President Biden, desperate to provide lift to his sagging approval ratings, has released his "plan for fighting inflation" and it’s a doozy.
For too long, the president didn’t have a plan, because it served his interests to say inflation was only “transitory.” “Who you gonna believe,” he seemed to ask us, “me and [Federal Reserve Chair] Jay [Powell], or your lyin’ eyes at the grocery store?”
To reassure us that he’s serious about this, he took to the pages of The Wall Street Journal.

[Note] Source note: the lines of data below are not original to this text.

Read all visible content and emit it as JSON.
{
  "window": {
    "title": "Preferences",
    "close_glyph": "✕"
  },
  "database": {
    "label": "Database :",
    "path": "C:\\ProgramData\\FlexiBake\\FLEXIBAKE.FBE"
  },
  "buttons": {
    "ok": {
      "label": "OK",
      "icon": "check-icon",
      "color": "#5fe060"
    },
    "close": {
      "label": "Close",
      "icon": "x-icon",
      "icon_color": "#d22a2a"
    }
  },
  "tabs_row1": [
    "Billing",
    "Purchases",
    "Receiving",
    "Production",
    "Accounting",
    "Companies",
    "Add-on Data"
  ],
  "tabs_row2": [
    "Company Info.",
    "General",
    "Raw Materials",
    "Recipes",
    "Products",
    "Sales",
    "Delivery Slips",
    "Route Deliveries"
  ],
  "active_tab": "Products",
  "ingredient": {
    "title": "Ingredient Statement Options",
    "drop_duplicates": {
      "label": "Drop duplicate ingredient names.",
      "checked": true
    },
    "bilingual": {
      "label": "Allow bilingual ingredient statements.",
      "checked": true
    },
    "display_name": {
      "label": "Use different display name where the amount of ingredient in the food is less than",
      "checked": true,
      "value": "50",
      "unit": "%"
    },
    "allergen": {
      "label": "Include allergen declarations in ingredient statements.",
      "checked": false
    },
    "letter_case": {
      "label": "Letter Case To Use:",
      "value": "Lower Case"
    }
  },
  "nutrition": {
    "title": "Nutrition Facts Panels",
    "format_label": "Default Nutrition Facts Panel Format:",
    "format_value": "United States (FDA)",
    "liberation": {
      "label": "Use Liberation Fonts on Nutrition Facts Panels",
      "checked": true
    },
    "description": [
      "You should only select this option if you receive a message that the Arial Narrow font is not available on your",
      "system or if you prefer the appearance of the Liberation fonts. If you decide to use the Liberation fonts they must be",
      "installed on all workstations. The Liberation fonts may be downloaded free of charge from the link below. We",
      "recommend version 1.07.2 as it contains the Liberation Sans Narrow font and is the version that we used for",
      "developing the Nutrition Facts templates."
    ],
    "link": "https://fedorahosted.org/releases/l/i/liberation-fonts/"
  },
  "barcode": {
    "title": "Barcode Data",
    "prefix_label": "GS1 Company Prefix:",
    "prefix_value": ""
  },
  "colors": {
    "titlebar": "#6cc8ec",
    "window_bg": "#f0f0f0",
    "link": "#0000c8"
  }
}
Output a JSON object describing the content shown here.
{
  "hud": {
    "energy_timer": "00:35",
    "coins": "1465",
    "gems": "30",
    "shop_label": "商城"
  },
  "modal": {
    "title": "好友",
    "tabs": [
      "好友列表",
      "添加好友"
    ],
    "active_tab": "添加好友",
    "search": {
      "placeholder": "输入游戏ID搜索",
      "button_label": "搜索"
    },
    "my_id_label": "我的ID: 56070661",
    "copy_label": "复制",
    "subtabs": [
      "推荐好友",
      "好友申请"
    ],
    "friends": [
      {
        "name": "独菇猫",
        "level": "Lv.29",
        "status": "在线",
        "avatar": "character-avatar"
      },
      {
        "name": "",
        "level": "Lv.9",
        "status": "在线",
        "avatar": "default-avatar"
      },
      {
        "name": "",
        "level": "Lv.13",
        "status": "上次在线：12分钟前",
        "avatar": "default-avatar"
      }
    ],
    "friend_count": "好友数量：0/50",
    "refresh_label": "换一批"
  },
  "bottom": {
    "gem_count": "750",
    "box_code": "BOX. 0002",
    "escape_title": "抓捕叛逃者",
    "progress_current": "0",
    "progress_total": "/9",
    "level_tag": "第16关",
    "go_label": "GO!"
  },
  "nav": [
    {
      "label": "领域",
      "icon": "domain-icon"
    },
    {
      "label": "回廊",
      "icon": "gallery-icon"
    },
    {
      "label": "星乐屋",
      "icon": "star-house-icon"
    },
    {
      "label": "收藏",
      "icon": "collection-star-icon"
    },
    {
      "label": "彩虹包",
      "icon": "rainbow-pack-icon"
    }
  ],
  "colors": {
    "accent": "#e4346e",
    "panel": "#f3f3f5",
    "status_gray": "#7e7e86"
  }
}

Biden’s first exaggeration appears in the opening line of the third paragraph: “In January 2021, when I took office, the recovery had stalled.…“ In that and succeeding paragraphs, he takes credit for all manner of things: “The job market is the strongest since the post-World War II era," “A higher percentage of Americans reported feeling financially comfortable at the end of 2021 than at any time since the survey began in 2013," “Business investment is up 20%," “The U.S. is in a better economic position than almost any other country," and “The U.S. economy may grow faster this year than China’s economy for the first time since 1976.”
Biden’s assertion that the economy had “stalled” is important. So is the presence (absence?) of the dog that didn’t bark – that is, the shutdown-induced retrenchment in the economy. Together, they build the foundation for the rest of his argument.
A weak foundation it is.
First, by what measure does Biden allege the recovery “stalled”?
A look at U.S. economic growth on a month-by-month basis reveals important data. Before the coronavirus arrived, the economy was humming along nicely, hitting a peak of $21.92 trillion at the end of February 2020. Then came the shutdown-induced retrenchment, driving our economy to a low point of $18.51 trillion in April 2020. That was followed by a robust recovery, so much so that the economy had recovered fully, and surpassed its previous peak, reaching $22.02 trillion by the time Biden arrived in January 2021.
During those nine months of recovery, in only one of them – November 2020 – did economic growth “stall.” In the other eight months, the economy was roaring back, full steam ahead.
Second, in virtually all of the things he takes credit for, he fails to mention that each metric is relative, not absolute, and is compared to what came before – where “before” is the trench at the bottom of the retrenchment. Measuring from such a low starting point has the effect of enhancing the achievement.
For instance, Biden claims credit for the strongest job market since World War II, and for the fact that “manufacturing jobs are growing at their fastest rate in 30 years.” But he fails to mention that the shutdown-induced retrenchment cost us 22 million jobs. When you’re starting so far behind, even 30 miles per hour looks like Indy-car speed.
Perhaps most insulting is the assertion that our economy may grow faster than China’s in 2022 for the first time since 1976. For what does he take us? Biden drops that on us as if he and his economic team had anything to do with that, when, in reality, if that actually comes to pass, it will be because of a slowdown in China’s economic growth, courtesy of policies imposed by the Chinese Communist Party – because of which, China’s shutdown-induced retrenchment is hitting it in 2022 rather than two years ago, when it hit the rest of the world.
Then comes Biden’s biggest mistake, cloaked as an achievement – his renomination of Fed Chair Jay Powell.
As Fed chair, Powell was the government official most responsible for keeping inflation under control.
Overseeing the worst inflation in 40 years is, to put it mildly, failing at keeping inflation under control.
Yet Biden chose to renominate Powell for another four-year term at the helm of the Fed. There’s no amount of window-dressing that can hide that fundamental fact.
All in all, it’s the standard drivel we’ve come to expect from Team Biden. Save yourself the effort, and put your time to better and more productive use – go see “Top Gun: Maverick.”
Jenny Beth Martin is honorary chairman of Tea Party Patriots Action.